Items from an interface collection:

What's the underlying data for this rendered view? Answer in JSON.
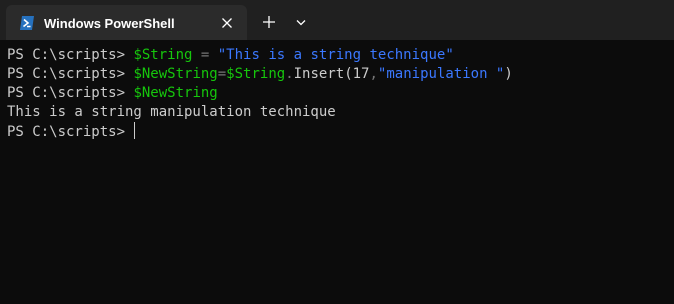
{
  "tab": {
    "title": "Windows PowerShell",
    "icon": "powershell-icon",
    "close_icon": "close-icon"
  },
  "toolbar": {
    "new_tab_icon": "plus-icon",
    "dropdown_icon": "chevron-down-icon"
  },
  "colors": {
    "tabbar_bg": "#202020",
    "tab_bg": "#2b2b2b",
    "terminal_bg": "#0c0c0c",
    "text": "#cccccc",
    "variable": "#16c60c",
    "operator": "#767676",
    "string": "#3b78ff"
  },
  "terminal": {
    "lines": [
      {
        "prompt": "PS C:\\scripts> ",
        "var": "$String",
        "op": " = ",
        "str": "\"This is a string technique\""
      },
      {
        "prompt": "PS C:\\scripts> ",
        "var1": "$NewString",
        "op1": "=",
        "var2": "$String",
        "op2": ".",
        "method": "Insert(17",
        "comma": ",",
        "str": "\"manipulation \"",
        "close": ")"
      },
      {
        "prompt": "PS C:\\scripts> ",
        "var": "$NewString"
      },
      {
        "output": "This is a string manipulation technique"
      },
      {
        "prompt": "PS C:\\scripts> "
      }
    ]
  }
}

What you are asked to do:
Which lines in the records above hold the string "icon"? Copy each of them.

Finished task:
    "icon": "powershell-icon",
    "close_icon": "close-icon"
    "new_tab_icon": "plus-icon",
    "dropdown_icon": "chevron-down-icon"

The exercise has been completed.